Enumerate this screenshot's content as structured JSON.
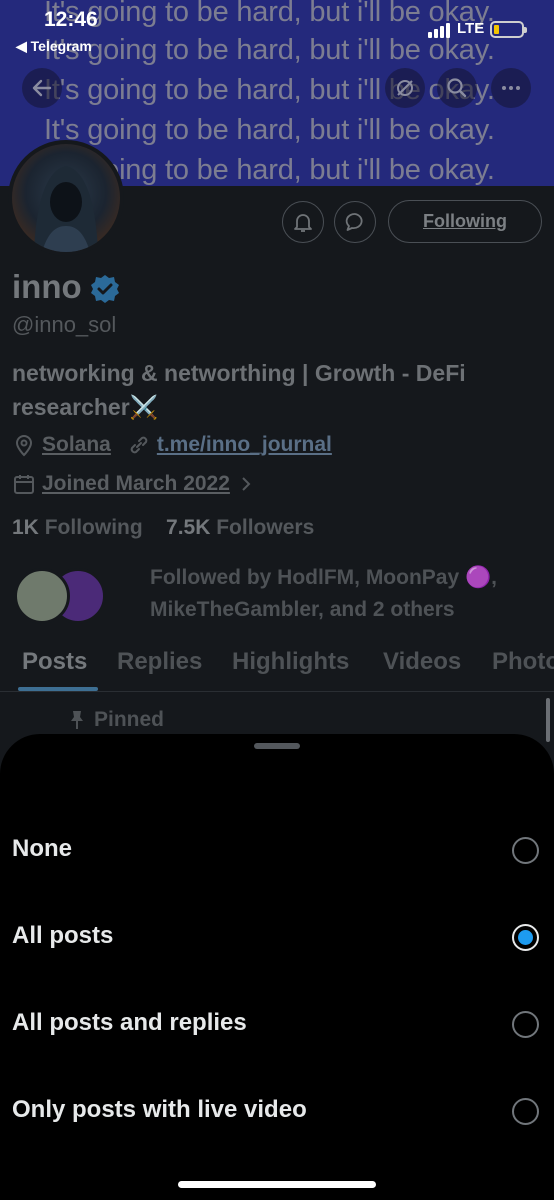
{
  "status_bar": {
    "time": "12:46",
    "back_app": "◀ Telegram",
    "network": "LTE"
  },
  "banner": {
    "lines": [
      "It's going to be hard, but i'll be okay.",
      "It's going to be hard, but i'll be okay.",
      "It's going to be hard, but i'll be okay.",
      "It's going to be hard, but i'll be okay.",
      "It's going to be hard, but i'll be okay."
    ]
  },
  "profile": {
    "name": "inno",
    "handle": "@inno_sol",
    "bio": "networking & networthing | Growth - DeFi researcher⚔️",
    "location": "Solana",
    "link": "t.me/inno_journal",
    "joined": "Joined March 2022",
    "following_count": "1K",
    "following_label": "Following",
    "followers_count": "7.5K",
    "followers_label": "Followers",
    "followed_by": "Followed by HodlFM, MoonPay 🟣, MikeTheGambler, and 2 others",
    "following_button": "Following"
  },
  "tabs": [
    "Posts",
    "Replies",
    "Highlights",
    "Videos",
    "Photos"
  ],
  "pinned_label": "Pinned",
  "sheet": {
    "options": [
      {
        "label": "None",
        "selected": false
      },
      {
        "label": "All posts",
        "selected": true
      },
      {
        "label": "All posts and replies",
        "selected": false
      },
      {
        "label": "Only posts with live video",
        "selected": false
      }
    ]
  },
  "colors": {
    "accent": "#1d9bf0",
    "banner": "#2a2f8e",
    "sheet_bg": "#000000"
  }
}
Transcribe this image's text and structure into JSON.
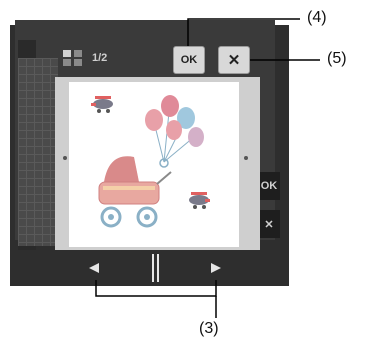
{
  "top_bar": {
    "page_indicator": "1/2",
    "ok_label": "OK"
  },
  "side_buttons": {
    "ok_label": "OK"
  },
  "callouts": {
    "ok": "(4)",
    "close": "(5)",
    "nav": "(3)"
  },
  "icons": {
    "page_icon": "pages-icon",
    "close": "close-icon",
    "prev": "triangle-left-icon",
    "next": "triangle-right-icon",
    "pause": "pause-icon"
  },
  "colors": {
    "device": "#2e2e2e",
    "button_face": "#d8d8d8",
    "card": "#ffffff"
  }
}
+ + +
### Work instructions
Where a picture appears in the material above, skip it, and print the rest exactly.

### Solution to this task
Enumerate this screenshot's content as structured JSON.
{
  "status_bar": {
    "time": "12:46",
    "back_app": "◀ Telegram",
    "network": "LTE"
  },
  "banner": {
    "lines": [
      "It's going to be hard, but i'll be okay.",
      "It's going to be hard, but i'll be okay.",
      "It's going to be hard, but i'll be okay.",
      "It's going to be hard, but i'll be okay.",
      "It's going to be hard, but i'll be okay."
    ]
  },
  "profile": {
    "name": "inno",
    "handle": "@inno_sol",
    "bio": "networking & networthing | Growth - DeFi researcher⚔️",
    "location": "Solana",
    "link": "t.me/inno_journal",
    "joined": "Joined March 2022",
    "following_count": "1K",
    "following_label": "Following",
    "followers_count": "7.5K",
    "followers_label": "Followers",
    "followed_by": "Followed by HodlFM, MoonPay 🟣, MikeTheGambler, and 2 others",
    "following_button": "Following"
  },
  "tabs": [
    "Posts",
    "Replies",
    "Highlights",
    "Videos",
    "Photos"
  ],
  "pinned_label": "Pinned",
  "sheet": {
    "options": [
      {
        "label": "None",
        "selected": false
      },
      {
        "label": "All posts",
        "selected": true
      },
      {
        "label": "All posts and replies",
        "selected": false
      },
      {
        "label": "Only posts with live video",
        "selected": false
      }
    ]
  },
  "colors": {
    "accent": "#1d9bf0",
    "banner": "#2a2f8e",
    "sheet_bg": "#000000"
  }
}
Transcribe this image's text and structure into JSON.
{
  "top_bar": {
    "page_indicator": "1/2",
    "ok_label": "OK"
  },
  "side_buttons": {
    "ok_label": "OK"
  },
  "callouts": {
    "ok": "(4)",
    "close": "(5)",
    "nav": "(3)"
  },
  "icons": {
    "page_icon": "pages-icon",
    "close": "close-icon",
    "prev": "triangle-left-icon",
    "next": "triangle-right-icon",
    "pause": "pause-icon"
  },
  "colors": {
    "device": "#2e2e2e",
    "button_face": "#d8d8d8",
    "card": "#ffffff"
  }
}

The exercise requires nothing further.